=== Your objective ===
Copy out all lines of the records in which the word "share" appears.

=== Records provided ===
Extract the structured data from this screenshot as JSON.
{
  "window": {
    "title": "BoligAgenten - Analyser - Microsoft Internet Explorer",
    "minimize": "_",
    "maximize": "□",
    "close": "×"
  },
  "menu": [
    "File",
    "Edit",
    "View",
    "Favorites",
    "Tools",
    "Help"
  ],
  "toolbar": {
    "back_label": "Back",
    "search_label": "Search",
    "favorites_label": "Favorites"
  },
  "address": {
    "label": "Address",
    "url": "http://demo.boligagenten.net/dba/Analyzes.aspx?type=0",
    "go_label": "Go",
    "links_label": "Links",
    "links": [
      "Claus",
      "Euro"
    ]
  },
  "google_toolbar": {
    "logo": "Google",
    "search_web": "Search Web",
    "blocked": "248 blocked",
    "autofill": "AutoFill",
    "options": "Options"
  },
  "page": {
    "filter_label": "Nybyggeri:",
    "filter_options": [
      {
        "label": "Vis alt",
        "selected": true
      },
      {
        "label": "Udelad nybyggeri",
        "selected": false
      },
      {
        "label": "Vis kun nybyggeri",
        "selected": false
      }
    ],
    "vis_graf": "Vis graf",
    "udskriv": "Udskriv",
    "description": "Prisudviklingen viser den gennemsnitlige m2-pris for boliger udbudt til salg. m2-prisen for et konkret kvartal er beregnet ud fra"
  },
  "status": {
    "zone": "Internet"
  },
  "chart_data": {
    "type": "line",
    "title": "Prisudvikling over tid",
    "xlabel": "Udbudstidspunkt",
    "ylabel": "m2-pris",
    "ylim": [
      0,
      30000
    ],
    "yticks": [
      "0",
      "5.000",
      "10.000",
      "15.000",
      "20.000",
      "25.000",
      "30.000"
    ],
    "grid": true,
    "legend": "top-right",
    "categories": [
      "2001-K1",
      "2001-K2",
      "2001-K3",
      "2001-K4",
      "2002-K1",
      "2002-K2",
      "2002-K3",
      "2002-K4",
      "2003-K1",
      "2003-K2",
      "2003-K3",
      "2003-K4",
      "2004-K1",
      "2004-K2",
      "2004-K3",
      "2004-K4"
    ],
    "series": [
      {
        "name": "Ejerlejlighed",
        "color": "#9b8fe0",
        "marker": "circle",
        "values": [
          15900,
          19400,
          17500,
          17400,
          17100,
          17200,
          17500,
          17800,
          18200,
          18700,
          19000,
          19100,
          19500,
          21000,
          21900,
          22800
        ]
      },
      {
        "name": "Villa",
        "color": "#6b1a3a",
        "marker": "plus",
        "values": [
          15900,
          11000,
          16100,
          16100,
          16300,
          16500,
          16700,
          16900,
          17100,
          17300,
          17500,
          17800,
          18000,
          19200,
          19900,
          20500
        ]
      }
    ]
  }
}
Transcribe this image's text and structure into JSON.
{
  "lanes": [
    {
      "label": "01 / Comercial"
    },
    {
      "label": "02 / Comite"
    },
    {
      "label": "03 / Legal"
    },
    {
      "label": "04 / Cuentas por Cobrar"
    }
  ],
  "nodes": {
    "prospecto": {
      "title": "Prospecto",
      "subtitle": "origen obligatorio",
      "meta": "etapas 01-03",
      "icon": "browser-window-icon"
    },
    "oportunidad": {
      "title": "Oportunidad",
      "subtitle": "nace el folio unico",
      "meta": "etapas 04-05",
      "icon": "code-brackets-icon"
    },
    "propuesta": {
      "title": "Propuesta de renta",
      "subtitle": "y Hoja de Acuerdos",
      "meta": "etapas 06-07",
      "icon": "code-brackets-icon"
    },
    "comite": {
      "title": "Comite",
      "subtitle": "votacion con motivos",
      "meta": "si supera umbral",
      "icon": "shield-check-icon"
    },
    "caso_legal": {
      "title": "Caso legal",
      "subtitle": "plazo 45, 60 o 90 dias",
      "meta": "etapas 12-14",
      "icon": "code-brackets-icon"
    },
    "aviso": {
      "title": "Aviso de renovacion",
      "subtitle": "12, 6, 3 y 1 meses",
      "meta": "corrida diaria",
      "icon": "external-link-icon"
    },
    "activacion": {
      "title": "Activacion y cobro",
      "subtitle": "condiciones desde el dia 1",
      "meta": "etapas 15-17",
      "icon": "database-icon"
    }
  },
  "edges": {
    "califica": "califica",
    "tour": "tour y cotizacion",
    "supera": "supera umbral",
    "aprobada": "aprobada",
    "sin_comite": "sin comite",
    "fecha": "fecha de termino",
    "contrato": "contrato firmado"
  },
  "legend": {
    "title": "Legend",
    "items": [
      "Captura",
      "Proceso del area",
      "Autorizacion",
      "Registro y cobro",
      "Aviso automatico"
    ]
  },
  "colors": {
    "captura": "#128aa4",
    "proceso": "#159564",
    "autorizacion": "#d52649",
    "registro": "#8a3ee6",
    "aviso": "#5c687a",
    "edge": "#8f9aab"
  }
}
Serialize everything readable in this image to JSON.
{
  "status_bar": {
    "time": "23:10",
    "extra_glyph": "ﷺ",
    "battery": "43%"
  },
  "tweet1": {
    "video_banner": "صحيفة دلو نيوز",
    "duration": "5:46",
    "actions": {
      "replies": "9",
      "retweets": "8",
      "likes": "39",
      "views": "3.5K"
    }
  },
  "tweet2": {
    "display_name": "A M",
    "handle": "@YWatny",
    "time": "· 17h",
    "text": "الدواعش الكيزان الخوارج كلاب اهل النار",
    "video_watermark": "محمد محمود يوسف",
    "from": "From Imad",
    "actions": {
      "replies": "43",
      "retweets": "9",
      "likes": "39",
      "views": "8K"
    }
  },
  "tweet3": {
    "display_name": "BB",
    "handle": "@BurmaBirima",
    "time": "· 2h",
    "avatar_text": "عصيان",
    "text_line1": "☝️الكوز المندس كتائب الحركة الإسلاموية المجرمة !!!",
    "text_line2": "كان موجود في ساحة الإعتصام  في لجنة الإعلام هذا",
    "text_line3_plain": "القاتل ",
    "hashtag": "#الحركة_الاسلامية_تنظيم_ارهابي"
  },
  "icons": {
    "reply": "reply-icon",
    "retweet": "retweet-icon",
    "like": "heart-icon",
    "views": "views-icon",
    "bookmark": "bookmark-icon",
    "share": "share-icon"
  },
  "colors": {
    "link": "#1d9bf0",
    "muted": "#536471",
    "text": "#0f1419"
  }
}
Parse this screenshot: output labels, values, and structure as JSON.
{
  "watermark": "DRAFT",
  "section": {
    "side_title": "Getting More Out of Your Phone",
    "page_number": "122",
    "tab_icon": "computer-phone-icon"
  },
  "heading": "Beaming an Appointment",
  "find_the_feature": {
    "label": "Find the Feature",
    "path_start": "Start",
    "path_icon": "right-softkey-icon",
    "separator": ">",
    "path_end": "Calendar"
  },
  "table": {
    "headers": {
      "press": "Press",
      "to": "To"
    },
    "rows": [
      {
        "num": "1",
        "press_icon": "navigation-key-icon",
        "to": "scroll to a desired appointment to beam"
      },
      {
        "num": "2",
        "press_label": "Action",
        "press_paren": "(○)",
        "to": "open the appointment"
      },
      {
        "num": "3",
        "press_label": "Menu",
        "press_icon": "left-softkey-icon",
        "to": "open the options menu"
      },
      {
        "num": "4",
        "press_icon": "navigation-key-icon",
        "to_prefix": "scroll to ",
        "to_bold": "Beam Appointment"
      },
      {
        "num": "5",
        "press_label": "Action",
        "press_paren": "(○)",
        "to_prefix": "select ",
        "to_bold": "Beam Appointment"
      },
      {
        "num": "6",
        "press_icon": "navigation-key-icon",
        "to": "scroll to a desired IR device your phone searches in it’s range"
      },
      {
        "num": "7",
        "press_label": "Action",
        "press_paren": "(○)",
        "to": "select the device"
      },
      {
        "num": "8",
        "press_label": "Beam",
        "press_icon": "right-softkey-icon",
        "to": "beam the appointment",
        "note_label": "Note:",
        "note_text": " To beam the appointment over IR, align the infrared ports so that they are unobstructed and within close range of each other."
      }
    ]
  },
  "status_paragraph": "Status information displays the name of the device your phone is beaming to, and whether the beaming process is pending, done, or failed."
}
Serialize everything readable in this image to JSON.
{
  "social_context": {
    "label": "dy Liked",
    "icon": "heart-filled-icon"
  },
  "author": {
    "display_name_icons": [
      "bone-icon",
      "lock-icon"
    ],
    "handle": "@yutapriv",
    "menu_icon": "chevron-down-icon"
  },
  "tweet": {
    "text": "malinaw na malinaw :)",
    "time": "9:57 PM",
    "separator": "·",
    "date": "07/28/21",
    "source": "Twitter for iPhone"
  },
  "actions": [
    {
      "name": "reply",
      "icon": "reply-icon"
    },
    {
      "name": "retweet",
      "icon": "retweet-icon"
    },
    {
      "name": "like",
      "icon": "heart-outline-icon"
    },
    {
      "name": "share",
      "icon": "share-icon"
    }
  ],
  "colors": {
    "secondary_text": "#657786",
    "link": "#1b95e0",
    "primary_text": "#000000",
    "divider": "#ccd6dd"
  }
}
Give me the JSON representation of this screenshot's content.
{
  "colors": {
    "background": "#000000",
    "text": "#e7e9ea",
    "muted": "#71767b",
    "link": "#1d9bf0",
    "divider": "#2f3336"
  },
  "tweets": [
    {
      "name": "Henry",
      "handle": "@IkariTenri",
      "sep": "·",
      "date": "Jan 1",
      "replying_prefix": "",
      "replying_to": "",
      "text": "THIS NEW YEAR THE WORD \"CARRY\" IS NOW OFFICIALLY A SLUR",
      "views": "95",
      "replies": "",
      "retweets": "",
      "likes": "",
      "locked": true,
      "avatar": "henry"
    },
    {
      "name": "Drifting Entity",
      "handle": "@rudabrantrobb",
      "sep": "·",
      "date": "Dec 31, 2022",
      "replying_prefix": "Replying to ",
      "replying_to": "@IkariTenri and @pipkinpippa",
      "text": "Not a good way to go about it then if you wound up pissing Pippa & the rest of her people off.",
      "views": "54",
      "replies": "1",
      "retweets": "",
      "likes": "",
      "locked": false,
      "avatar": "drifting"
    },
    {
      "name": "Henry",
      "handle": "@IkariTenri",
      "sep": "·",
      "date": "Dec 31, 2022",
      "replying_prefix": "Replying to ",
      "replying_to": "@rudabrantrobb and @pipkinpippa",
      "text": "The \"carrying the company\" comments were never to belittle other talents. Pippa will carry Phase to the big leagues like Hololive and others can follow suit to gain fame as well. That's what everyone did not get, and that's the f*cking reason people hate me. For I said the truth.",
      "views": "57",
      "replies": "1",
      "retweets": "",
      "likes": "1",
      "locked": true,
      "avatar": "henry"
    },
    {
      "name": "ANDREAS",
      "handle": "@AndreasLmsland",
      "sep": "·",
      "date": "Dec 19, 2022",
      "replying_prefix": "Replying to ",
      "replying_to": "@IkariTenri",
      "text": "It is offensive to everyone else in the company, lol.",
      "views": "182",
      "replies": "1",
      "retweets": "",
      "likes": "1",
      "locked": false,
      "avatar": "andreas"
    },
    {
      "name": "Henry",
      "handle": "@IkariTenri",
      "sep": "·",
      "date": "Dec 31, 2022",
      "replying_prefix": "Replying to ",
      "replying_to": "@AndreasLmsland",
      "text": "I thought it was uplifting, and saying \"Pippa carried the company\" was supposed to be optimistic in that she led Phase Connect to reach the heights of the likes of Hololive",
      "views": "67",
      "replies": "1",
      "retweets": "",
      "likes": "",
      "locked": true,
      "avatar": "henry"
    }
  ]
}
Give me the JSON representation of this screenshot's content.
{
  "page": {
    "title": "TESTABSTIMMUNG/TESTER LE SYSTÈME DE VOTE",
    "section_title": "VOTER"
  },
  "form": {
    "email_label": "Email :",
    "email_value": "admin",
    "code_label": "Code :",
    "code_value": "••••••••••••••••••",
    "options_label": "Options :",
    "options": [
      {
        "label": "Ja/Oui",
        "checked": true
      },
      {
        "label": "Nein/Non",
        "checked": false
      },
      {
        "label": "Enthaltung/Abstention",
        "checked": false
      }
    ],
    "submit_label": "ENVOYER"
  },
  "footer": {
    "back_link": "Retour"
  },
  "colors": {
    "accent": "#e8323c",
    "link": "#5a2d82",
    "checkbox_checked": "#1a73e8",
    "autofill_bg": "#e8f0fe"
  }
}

=== Answer ===
    "share": "share-icon"
      "name": "share",
      "icon": "share-icon"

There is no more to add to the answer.